Following the recent rally, we view the market as a whole as fully valued at current levels.  We would not be surprised to see heightened volatility in the coming months as the market sorts through a number of issues, including Brexit, the ongoing trade dispute between the U.S. and China, and the state of the economy.  In spite of the turbulence that these short-term macro issues may cause, our focus remains centered on building durable portfolios of quality stocks that will perform well over the long-term, through a number of economic cycles.


Gamble Jones Investment Counsel

Newsletter – Quarter 4, 2018

Another year is in the books!  We trust you had a wonderful holiday and brought in the New Year with cheer. 

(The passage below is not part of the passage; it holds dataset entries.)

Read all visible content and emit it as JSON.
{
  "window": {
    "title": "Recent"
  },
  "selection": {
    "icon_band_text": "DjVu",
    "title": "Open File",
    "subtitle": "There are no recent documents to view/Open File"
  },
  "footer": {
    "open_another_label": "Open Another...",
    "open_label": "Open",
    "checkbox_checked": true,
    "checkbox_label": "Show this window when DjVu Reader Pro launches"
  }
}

A quick review of 2018 shows that the 2017 global equity rally continued into 2018 on the back of the U.S. corporate tax cut, deregulation, and solid global growth before reversing course in the fourth quarter.  The lack of a trade agreement with China, an expectation of slower global economic growth, and a tighter monetary policy by the Federal Reserve all had a hand in the fourth-quarter equity sell-off. 

During the fourth quarter, the Federal Reserve raised its benchmark federal funds rate for the fourth time in 2018 and indicated that it expects to raise it two times in 2019 and at least once in 2020.  As we have mentioned in previous letters, these rate increases lead to higher corporate borrowing costs that will likely have a negative impact on earnings going forward, especially for companies with a debt-heavy capital structure.  The Fed continues to reduce the size of its balance sheet by allowing a capped amount of Treasury and mortgage-backed securities to run off each month.  This balance sheet reduction exacerbates tighter monetary conditions typically seen in a rising rate environment, as it further reduces liquidity in the financial system.

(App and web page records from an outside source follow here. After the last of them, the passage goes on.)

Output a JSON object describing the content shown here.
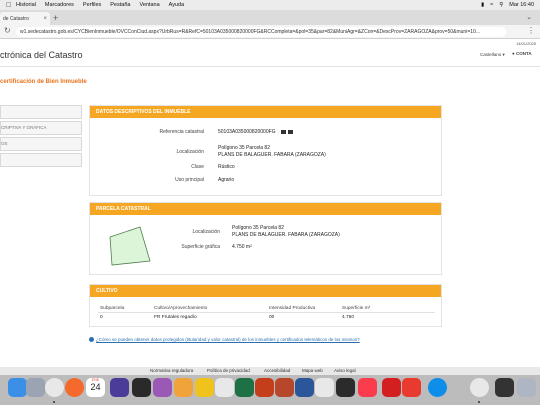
{
  "menubar": {
    "items": [
      "Historial",
      "Marcadores",
      "Perfiles",
      "Pestaña",
      "Ventana",
      "Ayuda"
    ],
    "clock": "Mar 16:40"
  },
  "tab": {
    "title": "de Catastro"
  },
  "toolbar": {
    "url": "w1.sedecatastro.gob.es/CYCBienInmueble/OVCConCiud.aspx?UrbRus=R&RefC=50103A035000820000FG&RCCompleta=&pol=35&par=82&MuniAgr=&ZCon=&DescProv=ZARAGOZA&prov=50&muni=10..."
  },
  "page": {
    "site_title": "ctrónica del Catastro",
    "datestamp": "14/01/2025",
    "language": "Castellano",
    "contact": "CONTA",
    "heading": "certificación de Bien Inmueble",
    "sidenav": [
      "",
      "CRIPTIVA Y GRÁFICA",
      "OS",
      ""
    ]
  },
  "panel1": {
    "header": "DATOS DESCRIPTIVOS DEL INMUEBLE",
    "ref_label": "Referencia catastral",
    "ref_value": "50103A035000820000FG",
    "loc_label": "Localización",
    "loc_line1": "Polígono 35 Parcela 82",
    "loc_line2": "PLANS DE BALAGUER. FABARA (ZARAGOZA)",
    "class_label": "Clase",
    "class_value": "Rústico",
    "use_label": "Uso principal",
    "use_value": "Agrario"
  },
  "panel2": {
    "header": "PARCELA CATASTRAL",
    "loc_label": "Localización",
    "loc_line1": "Polígono 35 Parcela 82",
    "loc_line2": "PLANS DE BALAGUER. FABARA (ZARAGOZA)",
    "area_label": "Superficie gráfica",
    "area_value": "4.750 m²"
  },
  "panel3": {
    "header": "CULTIVO",
    "columns": [
      "Subparcela",
      "Cultivo/Aprovechamiento",
      "Intensidad Productiva",
      "Superficie m²"
    ],
    "rows": [
      [
        "0",
        "FR Frutales regadío",
        "00",
        "4.750"
      ]
    ]
  },
  "link": "¿Cómo se pueden obtener datos protegidos (titularidad y valor catastral) de los inmuebles y certificados telemáticos de los mismos?",
  "footer": [
    "Normativa reguladora",
    "Política de privacidad",
    "Accesibilidad",
    "Mapa web",
    "Aviso legal"
  ],
  "dock": {
    "calendar_month": "ENE",
    "calendar_day": "24",
    "colors": {
      "finder": "#3b8fe6",
      "launchpad": "#9aa4b2",
      "chrome": "#e8e8e8",
      "firefox": "#f56a2c",
      "badge": "#e53935",
      "calendar": "#ffffff",
      "star": "#4c3c9a",
      "keynote": "#2a2a2a",
      "excel": "#1e7145",
      "powerpoint": "#c43e1c",
      "ppt2": "#b7472a",
      "word": "#2b579a",
      "photos": "#e8e8e8",
      "plugin": "#f0c21c",
      "music": "#fa3c4c",
      "acrobat": "#d31f1f",
      "acrobat2": "#e83a2f",
      "teamviewer": "#0e8ee9",
      "chrome2": "#e8e8e8",
      "quicktime": "#333333",
      "preview": "#aeb6c4"
    }
  }
}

The U.S. stock market as measured by the S&P 500 Total Return Index declined by 4.38% for the year, while the bond market as measured by the Barclay’s Aggregate Bond Index rose .01%.

GDP grew at a solid rate of 3.4% in the third quarter of 2018 and is expected to be above 3% for the year.  For 2019, estimates so far show a more modest growth rate of around 2%.  Corporate earnings were very strong in 2018 but are also expected to grow at a less robust rate in 2019.  The deceleration in expected earnings growth played a major role in the valuation reset that materialized in the form of the fourth-quarter equity sell-off.

The Federal Reserve’s actions will play a key role for the economy and corporate earnings in 2019.  Some form of resolution to the U.S.-China tariff dispute would also benefit the U.S. and world economy. 

As our clients know, we invest in companies with strong balance sheets, a history of earnings growth, and forward-looking leadership.  We are confident that positioning our clients in these types of companies will allow them to capture significant upside during the course of a full economic cycle. 

All of us at Gamble Jones wish you and your family a happy, healthy, and prosperous new year.


Gamble Jones Investment Counsel

PS The Securities and Exchange Commission requires that we annually offer to our clients our Form ADV, Part II.  Please contact us should you desire a copy of the document.

PPS If you are in a broker-directed relationship, the SEC requires us to advise you that other brokerage firms may charge lower commissions.

PPPS Attached is a copy of our Privacy Policy.

Also, in order to comply with a section of the Investment Advisers Act of 1940, we are required to state the following: should any change occur in the future with respect to the organization of this firm, now a corporation, we shall advise all clients whom we are then serving of such change either prior to its effective date, or within a reasonable time thereafter; and no agreement with any client will ever be assigned to others without the full knowledge and consent of all parties thereto.  Please be assured that the foregoing is a bureaucratic requirement.  We do not anticipate nor are we contemplating the sale of Gamble Jones Investment Counsel.